■ **Problem description**: Pull every line with "sidebar" from the entries below.

■ **Records provided**:
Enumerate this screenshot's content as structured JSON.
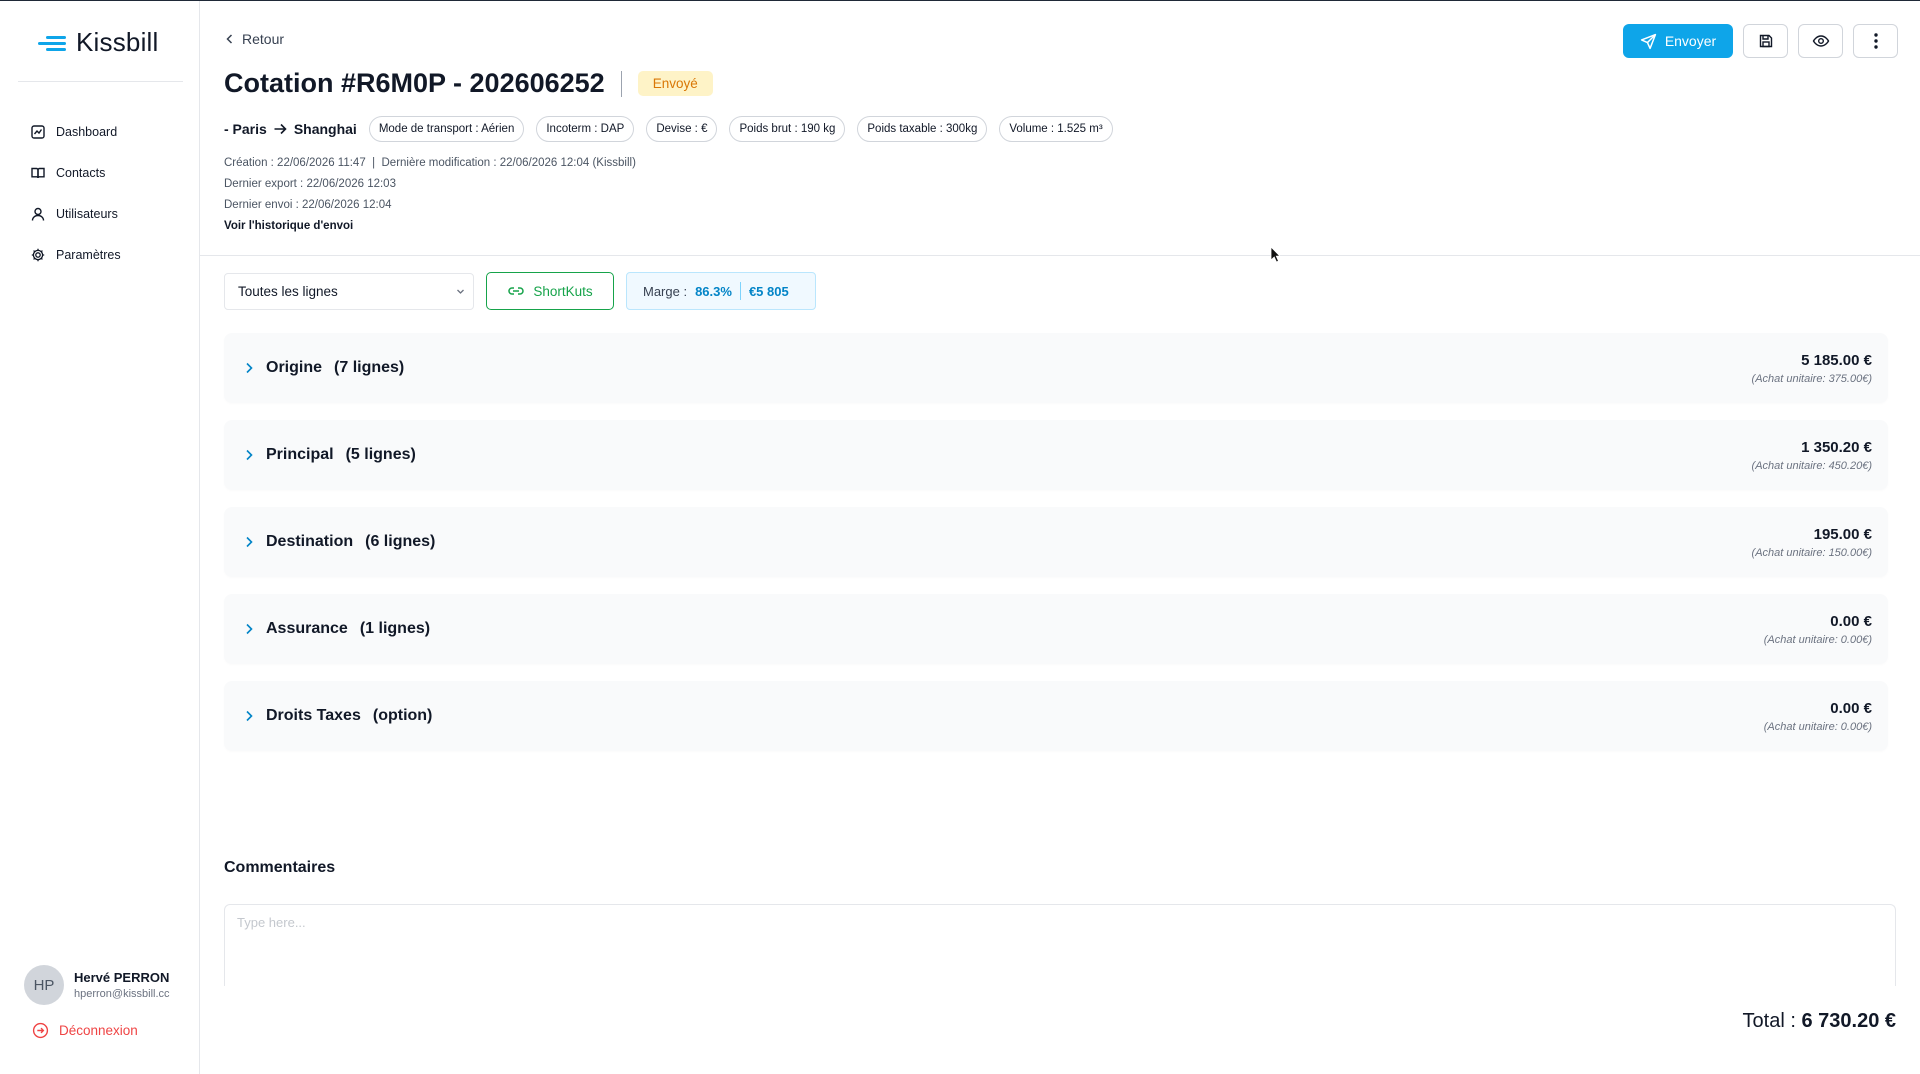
{
  "app": {
    "name": "Kissbill"
  },
  "sidebar": {
    "items": [
      {
        "label": "Dashboard",
        "icon": "dashboard-icon"
      },
      {
        "label": "Contacts",
        "icon": "book-icon"
      },
      {
        "label": "Utilisateurs",
        "icon": "user-icon"
      },
      {
        "label": "Paramètres",
        "icon": "gear-icon"
      }
    ],
    "user": {
      "initials": "HP",
      "name": "Hervé PERRON",
      "email": "hperron@kissbill.cc"
    },
    "logout_label": "Déconnexion"
  },
  "header": {
    "back_label": "Retour",
    "title": "Cotation #R6M0P - 202606252",
    "status": "Envoyé",
    "route": {
      "from": "- Paris",
      "to": "Shanghai"
    },
    "chips": [
      "Mode de transport : Aérien",
      "Incoterm : DAP",
      "Devise : €",
      "Poids brut : 190 kg",
      "Poids taxable : 300kg",
      "Volume : 1.525 m³"
    ],
    "meta": {
      "line1": "Création : 22/06/2026 11:47  |  Dernière modification : 22/06/2026 12:04 (Kissbill)",
      "line2": "Dernier export : 22/06/2026 12:03",
      "line3": "Dernier envoi : 22/06/2026 12:04",
      "history_link": "Voir l'historique d'envoi"
    },
    "actions": {
      "send_label": "Envoyer"
    }
  },
  "toolbar": {
    "filter_value": "Toutes les lignes",
    "shortkuts_label": "ShortKuts",
    "marge_label": "Marge :",
    "marge_percent": "86.3%",
    "marge_amount": "€5 805"
  },
  "sections": [
    {
      "name": "Origine",
      "count": "(7 lignes)",
      "amount": "5 185.00 €",
      "unit": "(Achat unitaire: 375.00€)"
    },
    {
      "name": "Principal",
      "count": "(5 lignes)",
      "amount": "1 350.20 €",
      "unit": "(Achat unitaire: 450.20€)"
    },
    {
      "name": "Destination",
      "count": "(6 lignes)",
      "amount": "195.00 €",
      "unit": "(Achat unitaire: 150.00€)"
    },
    {
      "name": "Assurance",
      "count": "(1 lignes)",
      "amount": "0.00 €",
      "unit": "(Achat unitaire: 0.00€)"
    },
    {
      "name": "Droits Taxes",
      "count": "(option)",
      "amount": "0.00 €",
      "unit": "(Achat unitaire: 0.00€)"
    }
  ],
  "comments": {
    "label": "Commentaires",
    "placeholder": "Type here..."
  },
  "total": {
    "label": "Total :",
    "value": "6 730.20 €"
  },
  "colors": {
    "accent": "#0ea5e9",
    "success": "#16a34a",
    "danger": "#ef4444",
    "badge_bg": "#fef3c7",
    "badge_text": "#d97706"
  }
}
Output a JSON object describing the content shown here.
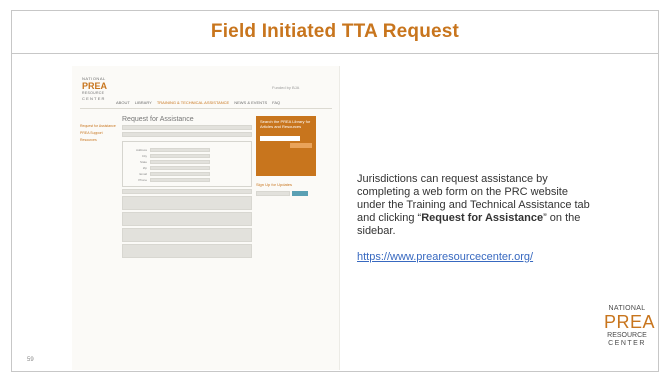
{
  "slide": {
    "title": "Field Initiated TTA Request",
    "page_number": "59",
    "body_before": "Jurisdictions can request assistance by completing a web form on the PRC website under the Training and Technical Assistance tab and clicking “",
    "body_bold": "Request for Assistance",
    "body_after": "” on the sidebar.",
    "link": "https://www.prearesourcecenter.org/",
    "brand": {
      "line1": "NATIONAL",
      "line2": "PREA",
      "line3": "RESOURCE",
      "line4": "CENTER"
    },
    "colors": {
      "title": "#c8751d",
      "link": "#3869c0",
      "accent": "#c8751d"
    }
  },
  "screenshot": {
    "logo": {
      "line1": "NATIONAL",
      "line2": "PREA",
      "line3": "RESOURCE",
      "line4": "CENTER"
    },
    "funded": "Funded by BJA",
    "nav": [
      "ABOUT",
      "LIBRARY",
      "TRAINING & TECHNICAL ASSISTANCE",
      "NEWS & EVENTS",
      "FAQ"
    ],
    "sidebar": [
      "Request for Assistance",
      "PREA Support",
      "Resources"
    ],
    "form_title": "Request for Assistance",
    "contact_fields": [
      "Address",
      "City",
      "State",
      "Zip",
      "Email",
      "Phone"
    ],
    "orange_box": "Search the PREA Library for Articles and Resources",
    "signup_title": "Sign Up for Updates"
  }
}
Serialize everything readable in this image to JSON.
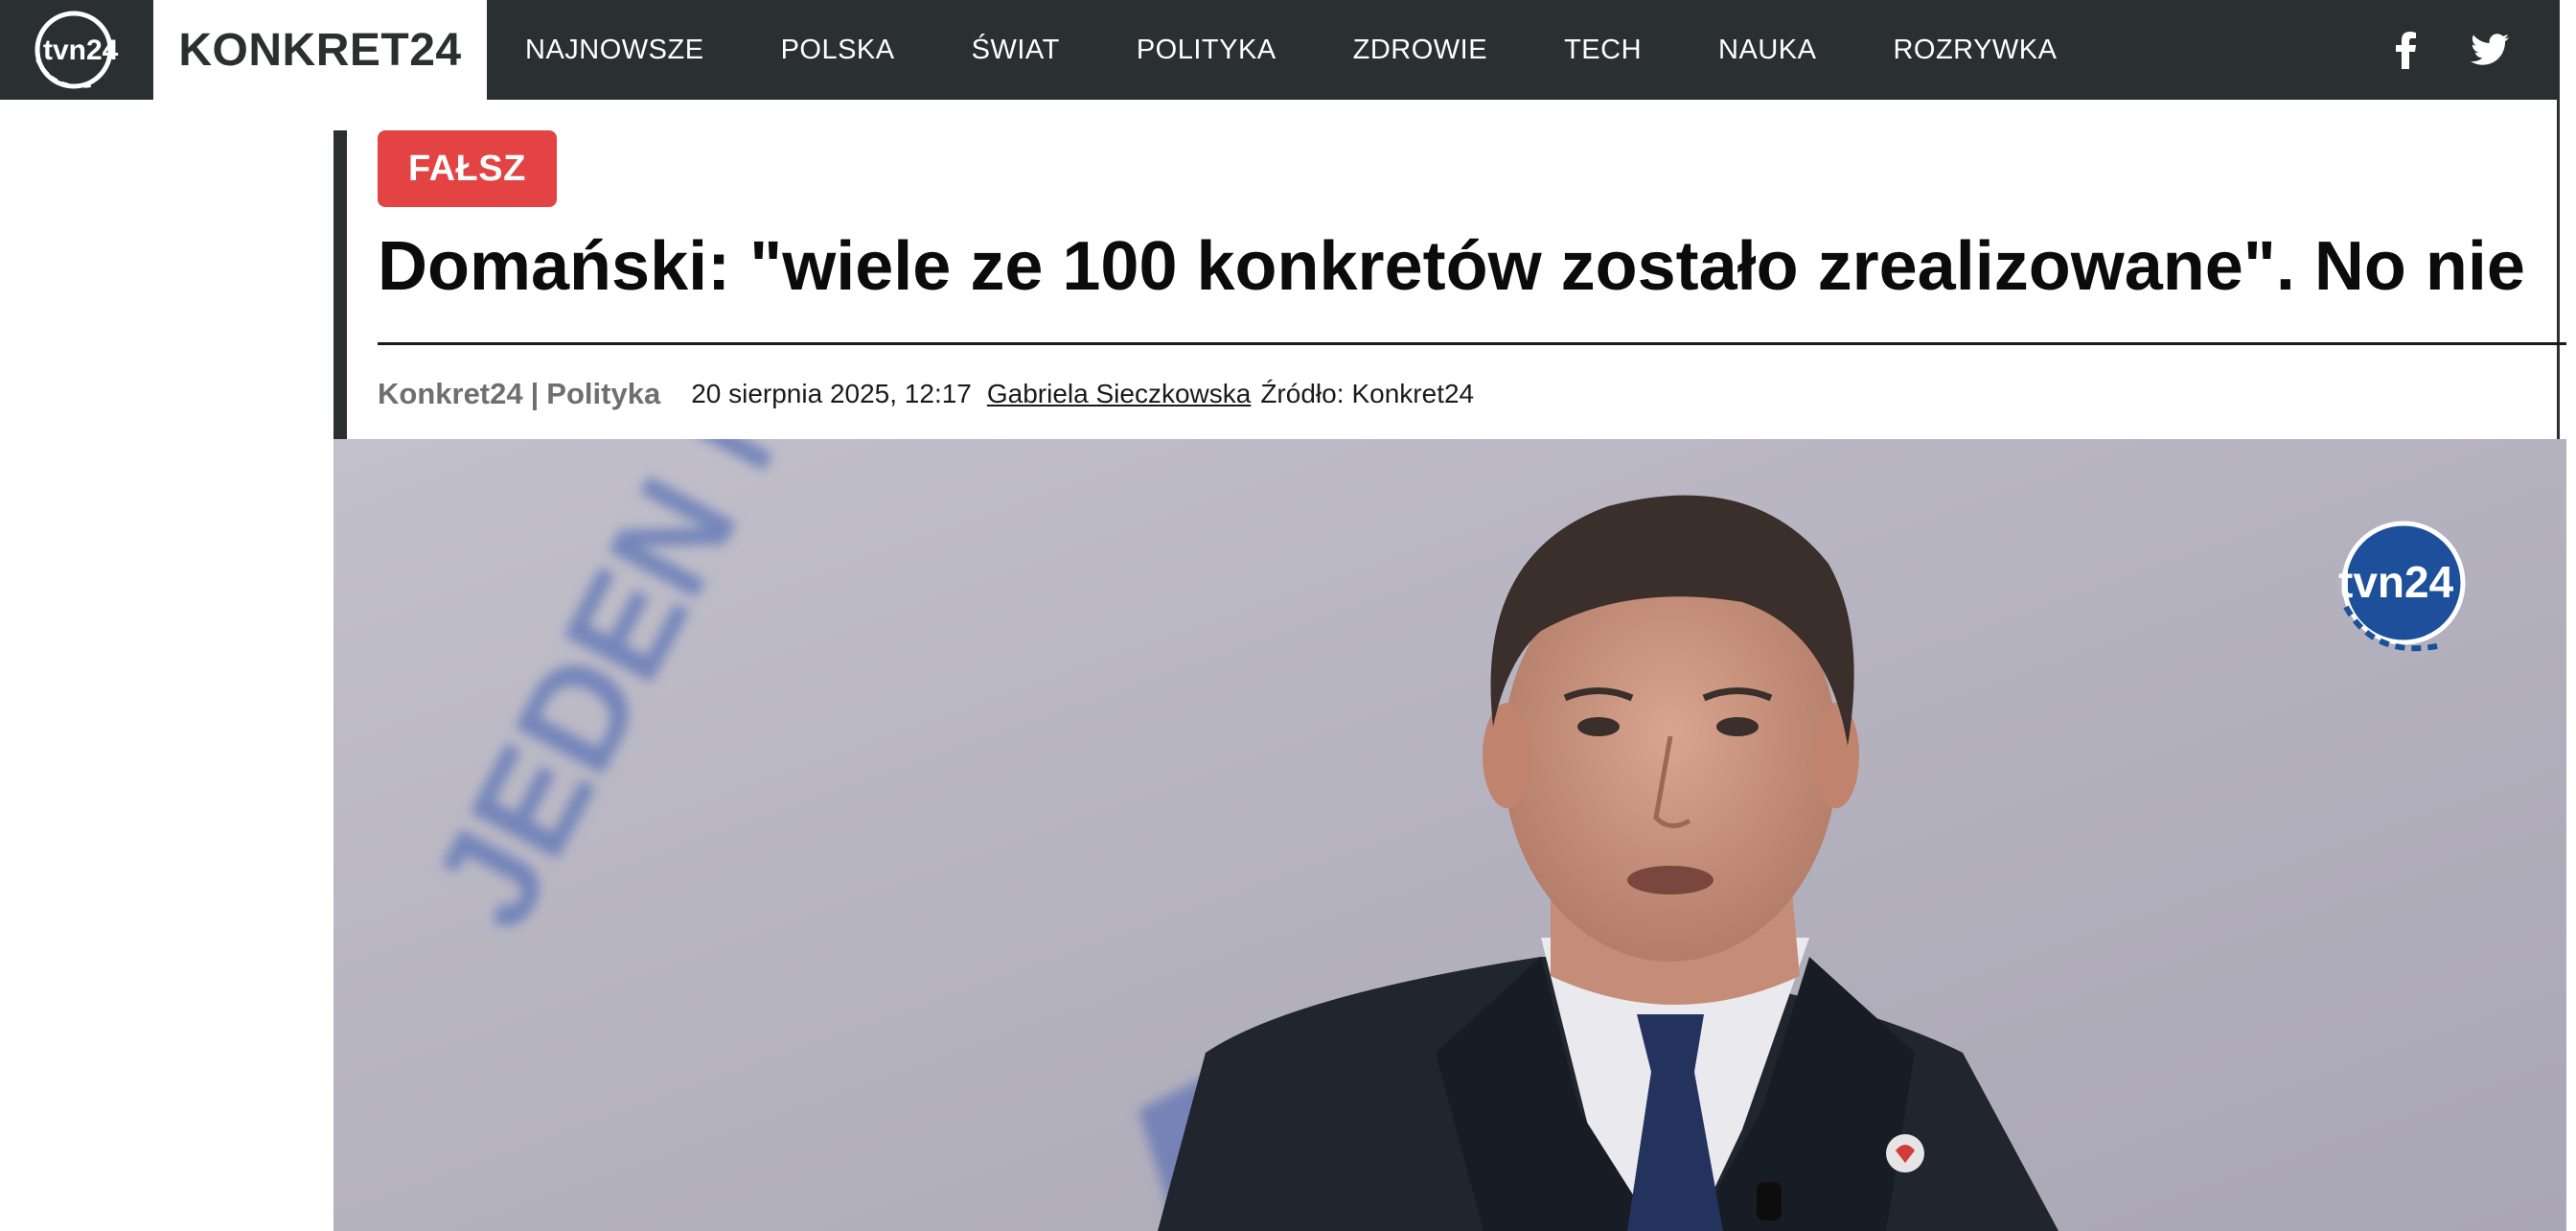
{
  "header": {
    "logo_text": "tvn24",
    "brand": "KONKRET24",
    "nav": [
      {
        "label": "NAJNOWSZE"
      },
      {
        "label": "POLSKA"
      },
      {
        "label": "ŚWIAT"
      },
      {
        "label": "POLITYKA"
      },
      {
        "label": "ZDROWIE"
      },
      {
        "label": "TECH"
      },
      {
        "label": "NAUKA"
      },
      {
        "label": "ROZRYWKA"
      }
    ],
    "social": [
      "facebook-icon",
      "twitter-icon"
    ]
  },
  "article": {
    "verdict": "FAŁSZ",
    "title": "Domański: \"wiele ze 100 konkretów zostało zrealizowane\". No nie",
    "meta": {
      "section": "Konkret24",
      "separator": "|",
      "category": "Polityka",
      "date": "20 sierpnia 2025, 12:17",
      "author": "Gabriela Sieczkowska",
      "source_label": "Źródło:",
      "source": "Konkret24"
    }
  },
  "hero": {
    "background_text": "JEDEN NA JEDEN",
    "watermark": "tvn24"
  },
  "colors": {
    "nav_bg": "#2a2f30",
    "badge_bg": "#e34343",
    "meta_gray": "#6f6f6f",
    "tvn_blue": "#1d4f9a"
  }
}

■ **Exercise solution**:
  "sidebar": {
    "body_after": "” on the sidebar.",
    "sidebar": [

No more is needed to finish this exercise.